If you are an investor in Magellan Midstream Partners (NYSE:MMP), you aren't in it for the thrills of rapid growth and skyrocketing stock prices. Instead, you're probably looking for a consistent, reliable business that will continue to churn out cash. If that is the case, then this past quarter's earnings report was right up your alley. By no means was it exciting, but it was another quarter of delivering consistent results.
Here's a look at Magellan's most recent earnings report and what investors should make of the company as of late.
Magellan Midstream Partners' results: The raw numbers
|Metric||Q1 2018||Q4 2017||Q1 2017|
|Revenue||$678.8 million||$673.3 million||$642.1 million|
|Adjusted EBITDA||$324.4 million||$377.4 million||$288.3 million|
|Distributable cash flow||$258.9 million||$308.2 million||$227.6 million|
While not quite as good as the prior quarter, Magellan's first-quarter results were respectable in their own right. The company recorded higher transportation volumes in both its refined products and crude oil segments, and management even raised its guidance for 2018 distributable cash flow. Net income was down slightly because of two one-time adjustments totaling $26 million. One was related to an accounting error from one of its actuaries that calculated pension valuations, and the other was for revaluing some commodity price contracts. These pricing contracts, known as mark-to-market adjustments, typically offset themselves throughout the year.
Breaking down the business by its various segments, it's pretty clear that its crude oil segment has been the driver of better results. Not only has Magellan been adding several new assets to this segment, such as its condensate splitter in Corpus Christi, Texas, but volumes for its two Permian Basin pipelines have been very strong lately. The one business that has been weak lately has been its marine storage segment, which is still incurring some higher maintenance costs to repair storage tanks damaged by Hurricane Harvey back in the third quarter.
What happened this quarter?
- The day before the earnings announcement, management announced it had called an open season (in other words, asking customers who may be interested) in expanding its refined petroleum product pipeline between Frost and Odessa, Texas. The original plan was to expand the line from 100,000 barrels per day to 140,000, but high demand has the company asking if anyone else would like to move product on the line as well as build a new product terminal in West Texas.
- The company inked a deal with market maker Intercontinental Exchange to create a publicly traded market for 1.5 million barrels of crude oil storage at its East Houston terminal. Unlike typical contract storage rates Magellan charges to customers to reserve the right to store a certain amount of oil in its tanks, this will allow traders to openly trade storage space and allow for greater flexibility for producers, refiners, and future crude oil exporters to lease short-term space.
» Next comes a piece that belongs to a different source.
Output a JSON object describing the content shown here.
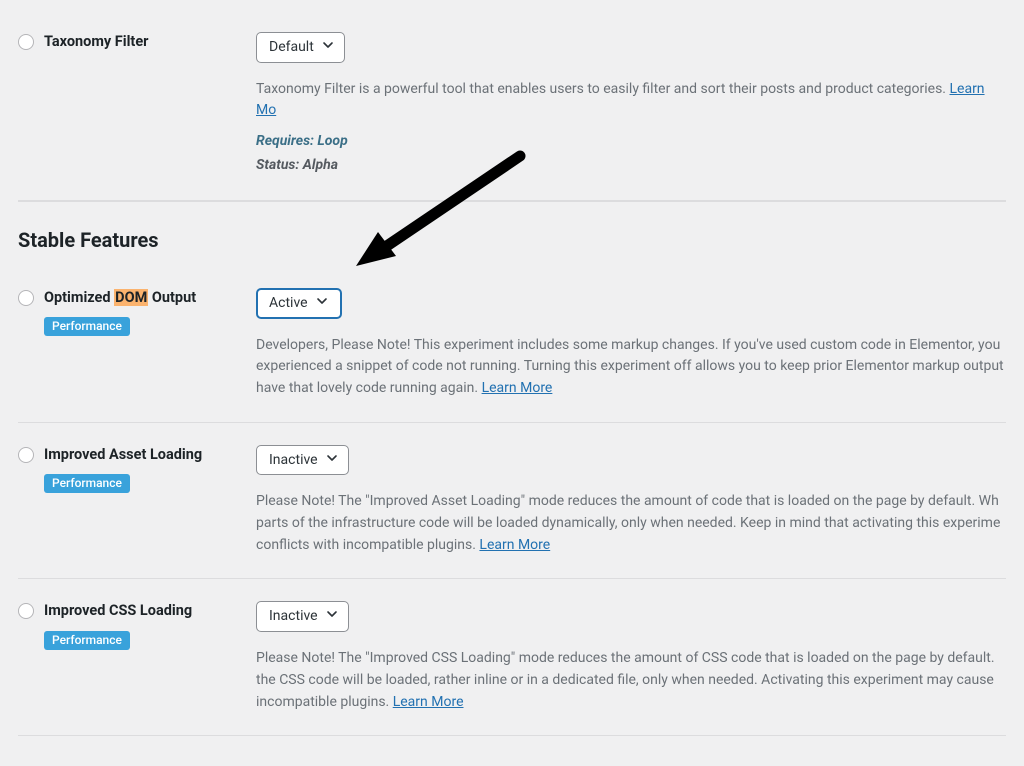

- Even though management raised its distributable cash flow guidance to $1.08 billion for the year, it elected to maintain its current distribution guidance and will likely use the excess generated cash to fund its capital budget.
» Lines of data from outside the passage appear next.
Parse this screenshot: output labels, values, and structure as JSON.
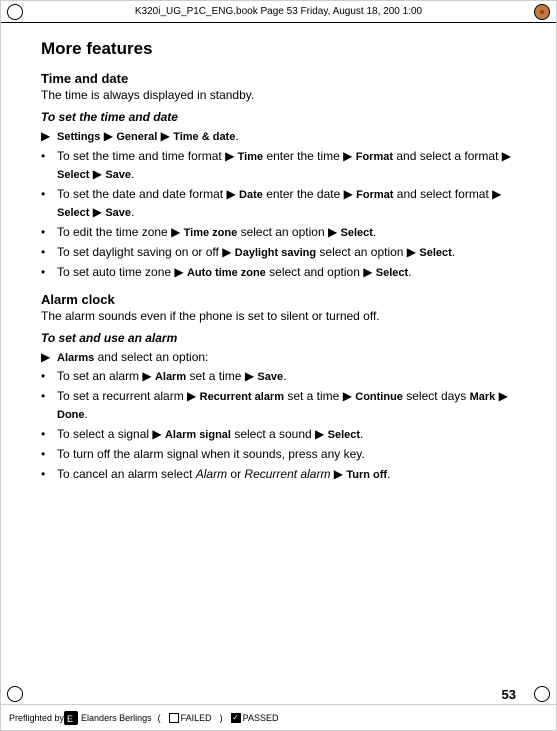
{
  "header": {
    "book_info": "K320i_UG_P1C_ENG.book  Page 53  Friday, August 18, 200   1:00 "
  },
  "page": {
    "number": "53",
    "title": "More features",
    "sections": [
      {
        "id": "time-date",
        "title": "Time and date",
        "description": "The time is always displayed in standby.",
        "subsections": [
          {
            "id": "set-time-date",
            "title": "To set the time and date",
            "bullets": [
              {
                "type": "arrow",
                "text_plain": " Settings ",
                "text_bold": "",
                "full": "▶ Settings ▶ General ▶ Time & date."
              },
              {
                "type": "bullet",
                "full": "To set the time and time format ▶ Time enter the time ▶ Format and select a format ▶ Select ▶ Save."
              },
              {
                "type": "bullet",
                "full": "To set the date and date format ▶ Date enter the date ▶ Format and select format ▶ Select ▶ Save."
              },
              {
                "type": "bullet",
                "full": "To edit the time zone ▶ Time zone select an option ▶ Select."
              },
              {
                "type": "bullet",
                "full": "To set daylight saving on or off ▶ Daylight saving select an option ▶ Select."
              },
              {
                "type": "bullet",
                "full": "To set auto time zone ▶ Auto time zone select and option ▶ Select."
              }
            ]
          }
        ]
      },
      {
        "id": "alarm-clock",
        "title": "Alarm clock",
        "description": "The alarm sounds even if the phone is set to silent or turned off.",
        "subsections": [
          {
            "id": "set-use-alarm",
            "title": "To set and use an alarm",
            "bullets": [
              {
                "type": "arrow",
                "full": "▶ Alarms and select an option:"
              },
              {
                "type": "bullet",
                "full": "To set an alarm ▶ Alarm set a time ▶ Save."
              },
              {
                "type": "bullet",
                "full": "To set a recurrent alarm ▶ Recurrent alarm set a time ▶ Continue select days Mark ▶ Done."
              },
              {
                "type": "bullet",
                "full": "To select a signal ▶ Alarm signal select a sound ▶ Select."
              },
              {
                "type": "bullet",
                "full": "To turn off the alarm signal when it sounds, press any key."
              },
              {
                "type": "bullet",
                "full": "To cancel an alarm select Alarm or Recurrent alarm ▶ Turn off."
              }
            ]
          }
        ]
      }
    ]
  },
  "bottom": {
    "preflighted_label": "Preflighted by",
    "company": "Elanders Berlings",
    "failed_label": "FAILED",
    "passed_label": "PASSED"
  }
}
What management had to say
Magellan just held its analyst day conference last month, so CEO Michael Mears' press release statement was brief. In it, he gave a high-level overview of the company's outlook and why he and his team were comfortable raising guidance.
Magellan kicked off the year 2018 with solid financial results and strong demand for our fee-based transportation and terminals services. Our outlook for the remainder of 2018 has strengthened based on favorable market conditions for refined products and crude oil pipeline shipments, combined with an improved commodity pricing environment. Looking beyond the current year, we remain optimistic about a number of potential expansion projects in advanced stages of review that could further benefit Magellan's future results.
Stay the course
Even though Magellan incurred a couple of charges that prevented it from posting another record-breaking quarter, this was a solid quarter in its own right. The company continues to churn out healthy rates of cash to cover its payout and give management some extra to fund its growth projects. That extra cash will come in handy because the company has several projects on its plate right now with multiple export terminals and the infrastructure to support them.
From an investor standpoint, this pretty much reconfirms the value proposition that Magellan has made to its unitholders for years: We might not be the fastest growing company out there, but we're growing at a steady rate we can sustain for years into the future.